Caloric expenditure is an important part of the energy balance equation. Regardless of whether the goal is to lose fat, build muscle, or perform on a higher level – caloric expenditure must always be accounted for.
We can break expenditure down into two categories:
• Non-Exercise Activity Thermogenesis (NEAT) • Exercise Activity (EA) Thermogenesis (EAT)
Non-exercise activity thermogenesis is the energy expended for everything we do that is not sleeping, eating, or exercising. This can include simple things like walking to work, cleaning the house, mowing the lawn, and even something as small as tapping your leg or fidgeting.
NEAT is also part of the metabolic adaptation process. Chronic underfeeding will reduce NEAT and chronic overfeeding tends to increase NEAT. This is logical as when we feel deprived and underfed our desire to move is diminished. Conversely, we feel the need to “burn off” any excess food after a large overfeeding.
NEAT has been estimated recently to range from 10-50% of the energy balance equation.
NEAT seems to be the reason for some individuals being “naturally lean.”
Exercise activity accounts for the energy used during purposeful activity or exercise like working out, going for a run, or any other intentional calorie burning modality.
This number, when combined with NEAT, TEF, and RMR, will help yield your total daily energy expenditure.
While exercise is important, it is usually less than 30% of the energy balance equation. Different types of exercise will yield different results from a calorie burning and metabolic perspective. It is very important to understand the primary fuel source for each activity that is being performed.
Aerobic training will yield a higher number of calories burned during the activity. This is due to the steady nature of the activity with a sustained effort the entire time.
During aerobic training the body is able to use fat as fuel. It will primarily involve the use of slow twitch muscle fibers, the energy demands of which are slower and easily met by fat.
Aerobic training will ultimately lead to our bodies adapting in a manner that leaves us storing more fuel in the form of intramuscular glycogen and triglycerides.
Anaerobic training is fueled by anaerobic glycolysis and will typically burn less actual calories during the session than aerobic training. However, due to EPOC (excess post-exercise oxygen consumption) and other training factors, the body will continue burning for several hours (and in extreme cases, up to 2 days) after the session has concluded.
Fast twitch muscle fibers will be the main fibers used in anaerobic training – these fibers use glycolysis as the main energy pathway. Glycolysis, as you will learn in the next chapter, is fueled by carbohydrate.

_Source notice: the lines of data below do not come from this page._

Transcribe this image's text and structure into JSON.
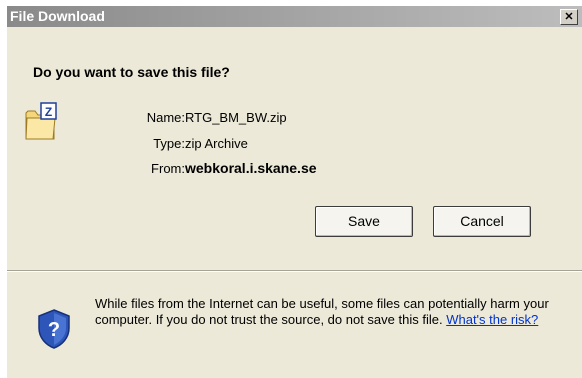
{
  "window": {
    "title": "File Download",
    "close_glyph": "✕"
  },
  "prompt": {
    "question": "Do you want to save this file?"
  },
  "file": {
    "icon": "zip-folder-icon",
    "icon_letter": "Z",
    "name_label": "Name:",
    "name": "RTG_BM_BW.zip",
    "type_label": "Type:",
    "type": "zip Archive",
    "from_label": "From:",
    "from": "webkoral.i.skane.se"
  },
  "buttons": {
    "save": "Save",
    "cancel": "Cancel"
  },
  "warning": {
    "icon": "shield-question-icon",
    "text": "While files from the Internet can be useful, some files can potentially harm your computer. If you do not trust the source, do not save this file.",
    "link": "What's the risk?"
  },
  "colors": {
    "dialog_bg": "#ece9d8",
    "titlebar_start": "#8a8a8a",
    "titlebar_end": "#bdbdbd",
    "link": "#0033cc",
    "folder": "#f5d67a",
    "shield": "#2e56b8"
  }
}
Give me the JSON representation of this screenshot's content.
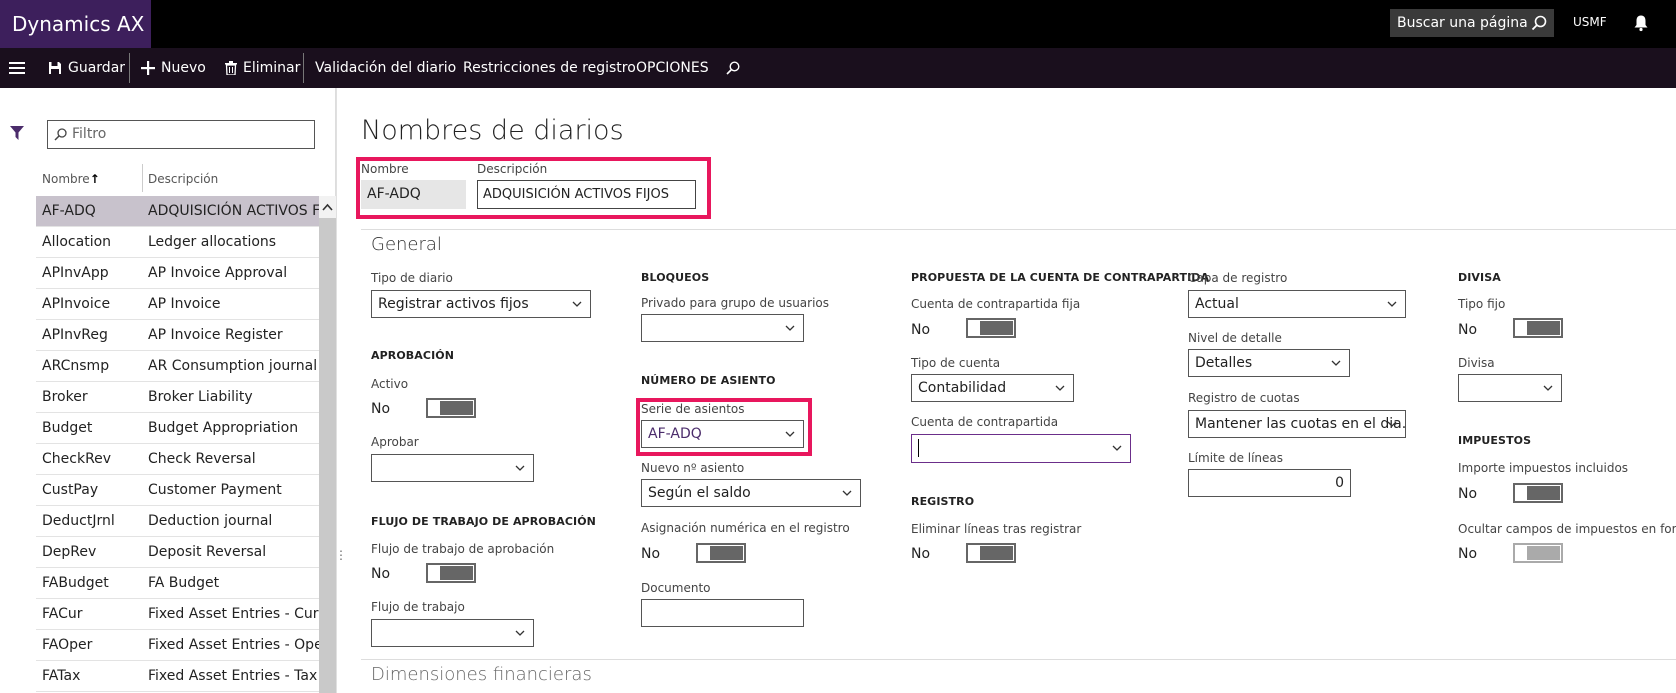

It is important to note that while we are using carbohydrates during anaerobic training, we are able to burn fats in the “after window.”